That these islands will eventually be incorporated into our Union is beyond a question, but not on such exorbitant and indefinite terms.–There is a possibility, if not a probability, that the heir ‘apparent’ may live fifty years, and it is scarcely to be supposed that our Government would lay itself liable to give him twelve times the salary of the President during this period.

Read more about this rumor in “Purchase of the Sandwich Islands.”

“Purchase of the Sandwich Islands”
Grand River times, December 20, 1854, Image 1
http://chroniclingamerica.loc.gov/lccn/sn85026466/1854-12-20/ed-1/seq-1/

Losing a Kingdom

Today in history — August 12, 1898 — people gathered at Iolani Palace to celebrate the “U.S. annexation” of Hawaii. U.S. troops came ashore from Honolulu Harbor. But Queen Lili’uokalani was nowhere to be seen.

Instead, dressed in black in the Washington Place mansion, she and her family members and loyalists mourned losing their Kingdom, as she explained to newspaper reporter Alice Rix in an interview:

Alice Rix: “I thought perhaps you would go away—into the country.”

Queen Lili’uokalani: “Why? I came here to be near my people—to show them how to meet this. It has come upon us together—you understand? Together. I am not alone. My people lose their country; they lose their identity. Should I run away and shut my eyes and my ears when so many of them had to remain here in their homes? My home is also here, in Honolulu [Washington Place]. It gives us all courage to think of others. I remembered my people this day and they remembered me. We bore our trouble together. I did not leave my house….”

Read more about it in “How the Ex-queen Passed the Twelfth of August.”

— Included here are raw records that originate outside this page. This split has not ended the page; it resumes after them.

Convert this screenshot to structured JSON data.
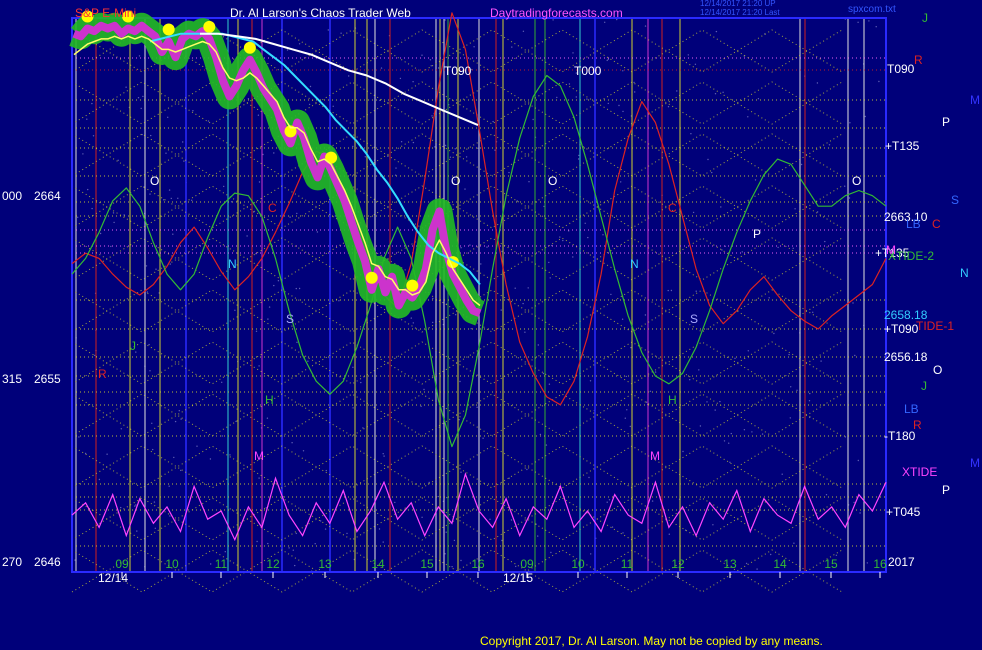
{
  "header": {
    "instrument": "S&P E-Mini",
    "author": "Dr. Al Larson's Chaos Trader Web",
    "site": "Daytradingforecasts.com",
    "stamp_line1": "12/14/2017 21:20 UP",
    "stamp_line2": "12/14/2017 21:20 Last",
    "file": "spxcom.txt"
  },
  "footer": {
    "copyright": "Copyright 2017, Dr. Al Larson. May not be copied by any means."
  },
  "colors": {
    "background": "#00007a",
    "plot_border": "#2a2aff",
    "price_bar_body": "#cc33cc",
    "price_bar_glow": "#22bb22",
    "marker_yellow": "#ffff00",
    "avg_yellow": "#ffff66",
    "avg_cyan": "#33ddff",
    "avg_white": "#ffffff",
    "red_line": "#dd2222",
    "green_line": "#33bb33",
    "magenta_line": "#ff44ff",
    "dotted_yellow": "#cccc33",
    "dotted_pink": "#ff66ff",
    "vline_red": "#cc2222",
    "vline_white": "#dddddd",
    "vline_cyan": "#33cccc",
    "vline_yellow": "#cccc33",
    "vline_magenta": "#cc33cc",
    "vline_green": "#33aa33"
  },
  "chart_data": {
    "type": "line",
    "title": "S&P E-Mini",
    "left_axis_labels": [
      {
        "value": 2664,
        "prefix": "000",
        "label": "2664"
      },
      {
        "value": 2655,
        "prefix": "315",
        "label": "2655"
      },
      {
        "value": 2646,
        "prefix": "270",
        "label": "2646"
      }
    ],
    "x_tick_labels": [
      "09",
      "10",
      "11",
      "12",
      "13",
      "14",
      "15",
      "16",
      "09",
      "10",
      "11",
      "12",
      "13",
      "14",
      "15",
      "16"
    ],
    "date_labels": [
      "12/14",
      "12/15"
    ],
    "right_axis_labels": [
      {
        "text": "T090",
        "color": "#ffffff"
      },
      {
        "text": "+T135",
        "color": "#ffffff"
      },
      {
        "text": "2663.10",
        "color": "#ffffff"
      },
      {
        "text": "+T135",
        "color": "#ffffff"
      },
      {
        "text": "2658.18",
        "color": "#33ccff"
      },
      {
        "text": "+T090",
        "color": "#ffffff"
      },
      {
        "text": "2656.18",
        "color": "#ffffff"
      },
      {
        "text": "-T180",
        "color": "#ffffff"
      },
      {
        "text": "+T045",
        "color": "#ffffff"
      },
      {
        "text": "2017",
        "color": "#ffffff"
      }
    ],
    "side_letters": [
      {
        "text": "J",
        "color": "#33bb33"
      },
      {
        "text": "R",
        "color": "#dd2222"
      },
      {
        "text": "M",
        "color": "#3333ff"
      },
      {
        "text": "P",
        "color": "#ffffff"
      },
      {
        "text": "S",
        "color": "#3366ff"
      },
      {
        "text": "LB",
        "color": "#3366ff"
      },
      {
        "text": "C",
        "color": "#dd2222"
      },
      {
        "text": "XTIDE-2",
        "color": "#33bb33"
      },
      {
        "text": "M",
        "color": "#ff44ff"
      },
      {
        "text": "N",
        "color": "#33ccff"
      },
      {
        "text": "TIDE-1",
        "color": "#dd2222"
      },
      {
        "text": "O",
        "color": "#ffffff"
      },
      {
        "text": "J",
        "color": "#33bb33"
      },
      {
        "text": "LB",
        "color": "#3366ff"
      },
      {
        "text": "R",
        "color": "#dd2222"
      },
      {
        "text": "M",
        "color": "#3333ff"
      },
      {
        "text": "XTIDE",
        "color": "#ff44ff"
      },
      {
        "text": "P",
        "color": "#ffffff"
      }
    ],
    "inner_labels": [
      {
        "text": "T090",
        "color": "#ffffff"
      },
      {
        "text": "T000",
        "color": "#ffffff"
      },
      {
        "text": "O",
        "color": "#ffffff"
      },
      {
        "text": "O",
        "color": "#ffffff"
      },
      {
        "text": "O",
        "color": "#ffffff"
      },
      {
        "text": "O",
        "color": "#ffffff"
      },
      {
        "text": "N",
        "color": "#33ccff"
      },
      {
        "text": "N",
        "color": "#33ccff"
      },
      {
        "text": "S",
        "color": "#aaaaff"
      },
      {
        "text": "S",
        "color": "#aaaaff"
      },
      {
        "text": "H",
        "color": "#33bb33"
      },
      {
        "text": "H",
        "color": "#33bb33"
      },
      {
        "text": "M",
        "color": "#ff44ff"
      },
      {
        "text": "M",
        "color": "#ff44ff"
      },
      {
        "text": "P",
        "color": "#ffffff"
      },
      {
        "text": "C",
        "color": "#dd2222"
      },
      {
        "text": "R",
        "color": "#dd2222"
      },
      {
        "text": "J",
        "color": "#33bb33"
      },
      {
        "text": "C",
        "color": "#dd2222"
      }
    ],
    "price_series": [
      2666.6,
      2666.5,
      2666.8,
      2666.7,
      2666.9,
      2666.8,
      2666.9,
      2666.6,
      2666.8,
      2666.7,
      2666.9,
      2666.7,
      2666.5,
      2665.9,
      2666.3,
      2665.7,
      2666.4,
      2666.6,
      2666.5,
      2666.7,
      2666.4,
      2665.7,
      2664.8,
      2664.2,
      2664.6,
      2665.2,
      2665.6,
      2665.1,
      2664.5,
      2664.1,
      2663.7,
      2662.9,
      2662.4,
      2663.2,
      2662.6,
      2661.7,
      2661.1,
      2661.9,
      2661.4,
      2660.8,
      2660.2,
      2659.4,
      2658.6,
      2657.9,
      2656.8,
      2657.6,
      2656.7,
      2657.3,
      2656.2,
      2656.7,
      2656.5,
      2656.9,
      2657.6,
      2659.1,
      2659.8,
      2658.3,
      2657.4,
      2656.9,
      2656.4,
      2656.0,
      2655.9
    ],
    "avg_yellow": [
      2665.8,
      2666.0,
      2666.2,
      2666.3,
      2666.4,
      2666.4,
      2666.5,
      2666.4,
      2666.5,
      2666.4,
      2666.5,
      2666.4,
      2666.2,
      2666.0,
      2666.0,
      2665.9,
      2666.0,
      2666.1,
      2666.2,
      2666.3,
      2666.2,
      2665.9,
      2665.3,
      2664.9,
      2664.8,
      2664.9,
      2665.1,
      2664.9,
      2664.6,
      2664.3,
      2664.0,
      2663.4,
      2663.0,
      2663.0,
      2662.8,
      2662.2,
      2661.7,
      2661.8,
      2661.6,
      2661.1,
      2660.6,
      2660.0,
      2659.3,
      2658.6,
      2657.8,
      2657.7,
      2657.3,
      2657.2,
      2656.8,
      2656.8,
      2656.6,
      2656.7,
      2657.1,
      2658.2,
      2658.7,
      2658.2,
      2657.6,
      2657.2,
      2656.8,
      2656.4,
      2656.2
    ],
    "avg_cyan": [
      2666.3,
      2666.4,
      2666.5,
      2666.6,
      2666.6,
      2666.6,
      2666.6,
      2666.6,
      2666.5,
      2666.4,
      2666.3,
      2666.0,
      2665.7,
      2665.4,
      2665.0,
      2664.6,
      2664.2,
      2663.8,
      2663.3,
      2662.9,
      2662.5,
      2662.0,
      2661.4,
      2660.9,
      2660.3,
      2659.6,
      2659.0,
      2658.5,
      2658.2,
      2658.0,
      2657.8,
      2657.5,
      2657.0
    ],
    "avg_white": [
      2666.6,
      2666.6,
      2666.5,
      2666.4,
      2666.2,
      2666.0,
      2665.8,
      2665.5,
      2665.2,
      2665.0,
      2664.7,
      2664.3,
      2664.0,
      2663.7,
      2663.4,
      2663.1
    ],
    "red_series": [
      2657.8,
      2658.2,
      2658.0,
      2657.4,
      2656.9,
      2656.6,
      2657.0,
      2657.7,
      2658.6,
      2659.2,
      2658.4,
      2657.5,
      2656.8,
      2657.3,
      2658.0,
      2659.0,
      2660.1,
      2661.3,
      2662.1,
      2661.9,
      2660.6,
      2659.2,
      2657.8,
      2656.6,
      2656.1,
      2657.8,
      2661.0,
      2664.5,
      2667.4,
      2666.0,
      2663.0,
      2659.8,
      2657.0,
      2654.8,
      2653.6,
      2652.7,
      2652.4,
      2653.3,
      2655.0,
      2657.4,
      2660.6,
      2662.6,
      2664.0,
      2663.2,
      2661.6,
      2659.6,
      2657.6,
      2656.2,
      2655.5,
      2656.0,
      2656.8,
      2657.3,
      2656.6,
      2656.0,
      2655.6,
      2655.3,
      2655.8,
      2656.2,
      2656.6,
      2657.0,
      2658.0
    ],
    "green_series": [
      2657.4,
      2658.0,
      2659.0,
      2660.2,
      2660.7,
      2660.0,
      2658.6,
      2657.4,
      2656.8,
      2657.4,
      2658.8,
      2660.0,
      2660.5,
      2660.4,
      2659.6,
      2658.0,
      2656.0,
      2654.3,
      2653.3,
      2652.8,
      2653.3,
      2654.6,
      2656.2,
      2658.0,
      2659.2,
      2658.0,
      2655.6,
      2652.6,
      2650.8,
      2652.0,
      2654.6,
      2657.6,
      2660.4,
      2662.6,
      2664.2,
      2665.0,
      2664.6,
      2663.4,
      2661.6,
      2659.6,
      2657.6,
      2655.8,
      2654.4,
      2653.5,
      2653.2,
      2653.6,
      2654.6,
      2656.0,
      2657.6,
      2659.0,
      2660.2,
      2661.2,
      2661.8,
      2661.6,
      2660.8,
      2660.0,
      2660.0,
      2660.4,
      2660.6,
      2660.4,
      2660.0
    ],
    "xtide_series": [
      0.45,
      0.6,
      0.3,
      0.7,
      0.2,
      0.65,
      0.35,
      0.55,
      0.25,
      0.8,
      0.4,
      0.5,
      0.15,
      0.55,
      0.3,
      0.9,
      0.45,
      0.2,
      0.6,
      0.35,
      0.75,
      0.25,
      0.5,
      0.85,
      0.4,
      0.6,
      0.2,
      0.55,
      0.35,
      0.95,
      0.5,
      0.3,
      0.65,
      0.2,
      0.55,
      0.4,
      0.8,
      0.3,
      0.5,
      0.25,
      0.7,
      0.45,
      0.35,
      0.85,
      0.3,
      0.55,
      0.2,
      0.6,
      0.4,
      0.75,
      0.25,
      0.65,
      0.45,
      0.35,
      0.8,
      0.4,
      0.55,
      0.3,
      0.7,
      0.5,
      0.85
    ]
  }
}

“How the Ex-queen Passed the Twelfth of August.”
The San Francisco call, August 28, 1898, Image 17
http://chroniclingamerica.loc.gov/lccn/sn85066387/1898-08-28/ed-1/seq-17/